AIM OF THE EXERCISE: Check each line of the listing below for the string "blueprint", then copy every line that has it.

[Start of section]

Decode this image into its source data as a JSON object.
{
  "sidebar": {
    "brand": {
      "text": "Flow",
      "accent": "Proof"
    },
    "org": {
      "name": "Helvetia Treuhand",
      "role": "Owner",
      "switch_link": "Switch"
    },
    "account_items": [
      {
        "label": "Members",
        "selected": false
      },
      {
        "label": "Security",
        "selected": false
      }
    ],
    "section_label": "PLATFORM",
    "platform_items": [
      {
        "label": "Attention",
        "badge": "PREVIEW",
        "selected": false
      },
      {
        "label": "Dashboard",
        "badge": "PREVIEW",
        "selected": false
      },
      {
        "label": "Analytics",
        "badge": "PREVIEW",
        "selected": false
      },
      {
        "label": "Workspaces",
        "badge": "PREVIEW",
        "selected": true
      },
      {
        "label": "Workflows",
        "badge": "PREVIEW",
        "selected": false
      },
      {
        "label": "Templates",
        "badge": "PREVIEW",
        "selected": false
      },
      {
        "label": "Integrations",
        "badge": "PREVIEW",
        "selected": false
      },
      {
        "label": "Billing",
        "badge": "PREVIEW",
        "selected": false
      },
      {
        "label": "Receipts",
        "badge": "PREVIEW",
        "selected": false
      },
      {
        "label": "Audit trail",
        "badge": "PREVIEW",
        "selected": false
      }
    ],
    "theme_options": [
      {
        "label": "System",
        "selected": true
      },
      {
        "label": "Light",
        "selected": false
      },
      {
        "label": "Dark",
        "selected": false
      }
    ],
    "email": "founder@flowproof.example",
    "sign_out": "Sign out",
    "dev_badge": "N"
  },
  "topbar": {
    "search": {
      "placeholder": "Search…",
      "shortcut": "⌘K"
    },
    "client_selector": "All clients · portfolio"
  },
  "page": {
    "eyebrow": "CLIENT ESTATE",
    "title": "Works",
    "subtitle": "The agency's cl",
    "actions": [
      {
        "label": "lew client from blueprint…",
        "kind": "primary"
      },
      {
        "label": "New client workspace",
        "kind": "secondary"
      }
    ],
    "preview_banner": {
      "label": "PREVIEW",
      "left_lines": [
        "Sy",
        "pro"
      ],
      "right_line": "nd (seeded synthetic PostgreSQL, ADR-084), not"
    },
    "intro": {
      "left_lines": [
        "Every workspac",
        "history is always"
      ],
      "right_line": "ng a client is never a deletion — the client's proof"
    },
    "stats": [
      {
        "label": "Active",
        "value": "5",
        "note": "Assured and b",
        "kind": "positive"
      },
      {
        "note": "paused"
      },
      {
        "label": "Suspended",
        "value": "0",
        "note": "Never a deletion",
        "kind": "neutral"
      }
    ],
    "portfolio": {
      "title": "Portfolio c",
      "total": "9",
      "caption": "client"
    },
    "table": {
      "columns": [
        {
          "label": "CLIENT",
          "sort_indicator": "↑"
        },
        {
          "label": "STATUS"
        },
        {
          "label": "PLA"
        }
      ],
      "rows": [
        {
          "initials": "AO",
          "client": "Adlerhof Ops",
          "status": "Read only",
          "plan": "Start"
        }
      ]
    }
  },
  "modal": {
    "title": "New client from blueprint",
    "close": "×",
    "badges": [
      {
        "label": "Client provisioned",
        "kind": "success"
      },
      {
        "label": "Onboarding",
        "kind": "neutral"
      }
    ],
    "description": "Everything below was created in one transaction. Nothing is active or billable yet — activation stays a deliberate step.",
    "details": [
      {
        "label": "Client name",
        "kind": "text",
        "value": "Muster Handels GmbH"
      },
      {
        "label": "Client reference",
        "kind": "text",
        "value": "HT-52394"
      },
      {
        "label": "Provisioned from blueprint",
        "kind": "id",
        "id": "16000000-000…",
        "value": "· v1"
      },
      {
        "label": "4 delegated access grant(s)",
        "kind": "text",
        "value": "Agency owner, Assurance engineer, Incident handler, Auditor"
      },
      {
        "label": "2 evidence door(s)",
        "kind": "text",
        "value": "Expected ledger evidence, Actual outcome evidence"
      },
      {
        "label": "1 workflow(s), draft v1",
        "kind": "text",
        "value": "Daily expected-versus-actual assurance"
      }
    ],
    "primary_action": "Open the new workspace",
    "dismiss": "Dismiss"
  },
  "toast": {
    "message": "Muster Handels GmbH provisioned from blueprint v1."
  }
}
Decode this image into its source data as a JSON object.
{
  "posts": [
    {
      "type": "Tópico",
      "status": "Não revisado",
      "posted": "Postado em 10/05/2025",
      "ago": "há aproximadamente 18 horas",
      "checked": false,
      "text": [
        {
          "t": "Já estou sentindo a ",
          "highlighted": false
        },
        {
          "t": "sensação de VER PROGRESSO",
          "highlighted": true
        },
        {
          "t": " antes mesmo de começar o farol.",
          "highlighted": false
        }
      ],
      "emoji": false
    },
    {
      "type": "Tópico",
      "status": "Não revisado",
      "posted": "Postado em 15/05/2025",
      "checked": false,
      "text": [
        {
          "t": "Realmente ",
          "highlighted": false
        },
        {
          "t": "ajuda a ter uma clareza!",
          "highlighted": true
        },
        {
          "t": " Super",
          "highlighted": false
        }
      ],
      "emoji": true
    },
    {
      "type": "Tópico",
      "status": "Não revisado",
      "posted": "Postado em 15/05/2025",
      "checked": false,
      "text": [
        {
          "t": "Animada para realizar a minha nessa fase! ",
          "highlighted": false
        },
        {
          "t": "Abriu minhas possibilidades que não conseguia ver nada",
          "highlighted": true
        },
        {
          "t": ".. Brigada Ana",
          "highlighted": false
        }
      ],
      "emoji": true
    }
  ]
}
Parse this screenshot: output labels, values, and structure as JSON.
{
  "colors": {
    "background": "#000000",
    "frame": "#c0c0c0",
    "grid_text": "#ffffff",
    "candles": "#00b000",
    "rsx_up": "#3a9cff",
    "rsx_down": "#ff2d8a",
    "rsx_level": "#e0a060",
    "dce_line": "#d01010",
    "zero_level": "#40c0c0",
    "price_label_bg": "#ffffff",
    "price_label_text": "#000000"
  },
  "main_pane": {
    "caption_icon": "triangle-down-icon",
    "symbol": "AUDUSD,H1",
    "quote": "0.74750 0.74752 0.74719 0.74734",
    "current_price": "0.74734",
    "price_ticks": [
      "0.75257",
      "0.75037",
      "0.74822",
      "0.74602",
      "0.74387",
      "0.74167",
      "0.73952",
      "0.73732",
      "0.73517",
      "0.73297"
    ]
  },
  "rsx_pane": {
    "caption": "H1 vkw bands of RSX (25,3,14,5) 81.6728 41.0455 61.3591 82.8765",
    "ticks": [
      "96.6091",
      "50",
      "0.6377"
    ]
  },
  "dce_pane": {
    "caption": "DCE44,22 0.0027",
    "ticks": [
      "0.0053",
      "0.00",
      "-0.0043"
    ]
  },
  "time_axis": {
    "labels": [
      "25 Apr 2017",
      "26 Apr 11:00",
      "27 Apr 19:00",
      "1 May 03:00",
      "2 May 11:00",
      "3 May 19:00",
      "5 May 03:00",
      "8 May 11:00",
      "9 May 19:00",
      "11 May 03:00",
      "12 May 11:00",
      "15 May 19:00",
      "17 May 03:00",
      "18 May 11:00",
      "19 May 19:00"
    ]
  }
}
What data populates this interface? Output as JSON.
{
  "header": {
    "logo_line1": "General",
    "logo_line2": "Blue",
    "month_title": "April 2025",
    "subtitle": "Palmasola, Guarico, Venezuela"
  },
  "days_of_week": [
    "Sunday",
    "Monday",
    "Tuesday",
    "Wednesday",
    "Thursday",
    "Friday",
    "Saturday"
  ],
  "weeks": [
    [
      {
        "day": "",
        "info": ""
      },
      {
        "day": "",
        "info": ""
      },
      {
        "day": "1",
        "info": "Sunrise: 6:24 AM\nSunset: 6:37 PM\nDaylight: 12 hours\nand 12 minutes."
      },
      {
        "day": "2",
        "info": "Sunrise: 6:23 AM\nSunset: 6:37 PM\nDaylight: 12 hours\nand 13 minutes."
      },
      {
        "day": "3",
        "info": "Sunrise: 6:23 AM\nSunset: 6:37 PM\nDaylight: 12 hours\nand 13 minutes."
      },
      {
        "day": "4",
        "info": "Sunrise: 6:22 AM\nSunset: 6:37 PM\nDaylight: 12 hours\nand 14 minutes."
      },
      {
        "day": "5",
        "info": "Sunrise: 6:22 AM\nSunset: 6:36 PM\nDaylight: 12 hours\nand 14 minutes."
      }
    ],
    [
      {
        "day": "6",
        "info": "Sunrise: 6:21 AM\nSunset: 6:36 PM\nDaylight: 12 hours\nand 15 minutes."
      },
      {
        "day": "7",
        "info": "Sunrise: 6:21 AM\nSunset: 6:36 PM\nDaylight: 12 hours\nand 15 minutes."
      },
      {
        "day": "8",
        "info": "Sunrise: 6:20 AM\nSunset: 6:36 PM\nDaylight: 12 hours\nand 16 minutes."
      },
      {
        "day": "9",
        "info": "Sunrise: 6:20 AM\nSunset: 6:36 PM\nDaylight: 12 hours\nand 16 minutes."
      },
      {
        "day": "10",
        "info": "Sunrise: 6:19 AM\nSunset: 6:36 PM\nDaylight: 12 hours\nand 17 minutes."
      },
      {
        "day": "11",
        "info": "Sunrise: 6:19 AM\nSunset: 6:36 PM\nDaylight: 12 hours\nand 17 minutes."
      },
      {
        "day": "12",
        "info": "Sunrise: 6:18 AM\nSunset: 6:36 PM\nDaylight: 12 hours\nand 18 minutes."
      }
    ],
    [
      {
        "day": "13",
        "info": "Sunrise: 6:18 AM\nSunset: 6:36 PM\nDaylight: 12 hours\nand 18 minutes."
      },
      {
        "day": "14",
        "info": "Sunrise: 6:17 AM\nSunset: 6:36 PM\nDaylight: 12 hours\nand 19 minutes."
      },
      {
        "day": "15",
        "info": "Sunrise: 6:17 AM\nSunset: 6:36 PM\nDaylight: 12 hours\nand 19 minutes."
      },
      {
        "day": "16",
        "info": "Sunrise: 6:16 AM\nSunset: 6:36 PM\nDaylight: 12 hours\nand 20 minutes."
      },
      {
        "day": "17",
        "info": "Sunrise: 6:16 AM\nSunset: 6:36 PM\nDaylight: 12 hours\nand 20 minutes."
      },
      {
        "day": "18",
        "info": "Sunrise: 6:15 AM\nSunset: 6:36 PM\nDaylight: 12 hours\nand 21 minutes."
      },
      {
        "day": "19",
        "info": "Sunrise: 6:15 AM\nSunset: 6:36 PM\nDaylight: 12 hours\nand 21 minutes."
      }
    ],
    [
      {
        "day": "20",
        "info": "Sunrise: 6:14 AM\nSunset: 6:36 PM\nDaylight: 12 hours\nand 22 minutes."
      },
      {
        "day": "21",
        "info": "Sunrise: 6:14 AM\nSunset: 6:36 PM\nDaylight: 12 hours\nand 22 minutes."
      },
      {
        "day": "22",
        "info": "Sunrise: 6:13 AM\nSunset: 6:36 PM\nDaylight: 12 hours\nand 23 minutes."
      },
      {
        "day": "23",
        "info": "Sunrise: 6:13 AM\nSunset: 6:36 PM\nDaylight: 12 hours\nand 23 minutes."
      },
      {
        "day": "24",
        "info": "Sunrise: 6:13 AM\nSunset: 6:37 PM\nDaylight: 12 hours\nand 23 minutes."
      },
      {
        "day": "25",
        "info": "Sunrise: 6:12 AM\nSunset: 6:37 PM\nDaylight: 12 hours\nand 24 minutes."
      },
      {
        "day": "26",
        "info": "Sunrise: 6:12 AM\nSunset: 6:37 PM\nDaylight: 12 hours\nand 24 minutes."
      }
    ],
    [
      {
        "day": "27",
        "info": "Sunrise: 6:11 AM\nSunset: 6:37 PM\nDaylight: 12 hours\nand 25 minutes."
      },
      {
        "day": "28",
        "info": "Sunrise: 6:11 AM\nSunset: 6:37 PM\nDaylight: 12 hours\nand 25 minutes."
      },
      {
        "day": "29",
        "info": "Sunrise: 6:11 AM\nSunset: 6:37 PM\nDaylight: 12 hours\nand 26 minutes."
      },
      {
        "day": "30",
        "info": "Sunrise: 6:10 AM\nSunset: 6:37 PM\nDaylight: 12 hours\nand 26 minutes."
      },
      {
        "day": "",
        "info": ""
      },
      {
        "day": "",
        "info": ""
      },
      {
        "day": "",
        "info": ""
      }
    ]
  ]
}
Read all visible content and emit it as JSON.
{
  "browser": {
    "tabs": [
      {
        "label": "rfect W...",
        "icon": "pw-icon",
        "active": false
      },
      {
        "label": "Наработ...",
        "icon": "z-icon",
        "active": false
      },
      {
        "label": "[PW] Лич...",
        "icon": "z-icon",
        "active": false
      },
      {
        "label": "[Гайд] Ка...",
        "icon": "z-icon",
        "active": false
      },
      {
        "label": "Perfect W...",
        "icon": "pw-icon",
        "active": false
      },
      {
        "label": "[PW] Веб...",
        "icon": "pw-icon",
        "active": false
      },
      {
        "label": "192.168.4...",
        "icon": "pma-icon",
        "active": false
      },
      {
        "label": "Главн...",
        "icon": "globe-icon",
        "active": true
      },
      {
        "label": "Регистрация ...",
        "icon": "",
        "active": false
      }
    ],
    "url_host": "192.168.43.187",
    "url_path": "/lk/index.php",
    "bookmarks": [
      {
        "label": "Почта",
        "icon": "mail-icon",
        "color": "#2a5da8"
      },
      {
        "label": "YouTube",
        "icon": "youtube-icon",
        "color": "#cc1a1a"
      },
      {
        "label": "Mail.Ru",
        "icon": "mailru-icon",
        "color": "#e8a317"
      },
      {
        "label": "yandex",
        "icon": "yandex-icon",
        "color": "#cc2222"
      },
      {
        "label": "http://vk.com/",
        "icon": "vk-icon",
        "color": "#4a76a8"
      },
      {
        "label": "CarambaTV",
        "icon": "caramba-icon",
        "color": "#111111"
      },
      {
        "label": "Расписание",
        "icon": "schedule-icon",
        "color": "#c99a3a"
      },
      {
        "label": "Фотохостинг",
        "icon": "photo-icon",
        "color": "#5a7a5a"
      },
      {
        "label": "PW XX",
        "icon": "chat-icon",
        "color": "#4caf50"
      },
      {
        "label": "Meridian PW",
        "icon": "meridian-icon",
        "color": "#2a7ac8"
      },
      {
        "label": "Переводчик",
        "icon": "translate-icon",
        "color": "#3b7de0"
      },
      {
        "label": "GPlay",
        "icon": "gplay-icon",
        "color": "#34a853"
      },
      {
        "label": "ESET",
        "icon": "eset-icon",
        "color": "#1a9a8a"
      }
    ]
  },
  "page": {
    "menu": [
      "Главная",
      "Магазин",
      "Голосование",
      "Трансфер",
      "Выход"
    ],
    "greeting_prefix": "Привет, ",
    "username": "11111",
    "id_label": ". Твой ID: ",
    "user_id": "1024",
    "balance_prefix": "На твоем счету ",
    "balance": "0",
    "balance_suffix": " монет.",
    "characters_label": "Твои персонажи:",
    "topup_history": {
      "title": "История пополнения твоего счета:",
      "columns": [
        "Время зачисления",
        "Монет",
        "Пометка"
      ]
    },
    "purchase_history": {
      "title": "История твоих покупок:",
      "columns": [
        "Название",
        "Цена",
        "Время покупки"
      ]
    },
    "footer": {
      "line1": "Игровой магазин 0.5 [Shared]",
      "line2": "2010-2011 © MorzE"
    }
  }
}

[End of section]

WRITTEN ANSWER:
        "label": "lew client from blueprint…",
    "title": "New client from blueprint",
        "label": "Provisioned from blueprint",
    "message": "Muster Handels GmbH provisioned from blueprint v1."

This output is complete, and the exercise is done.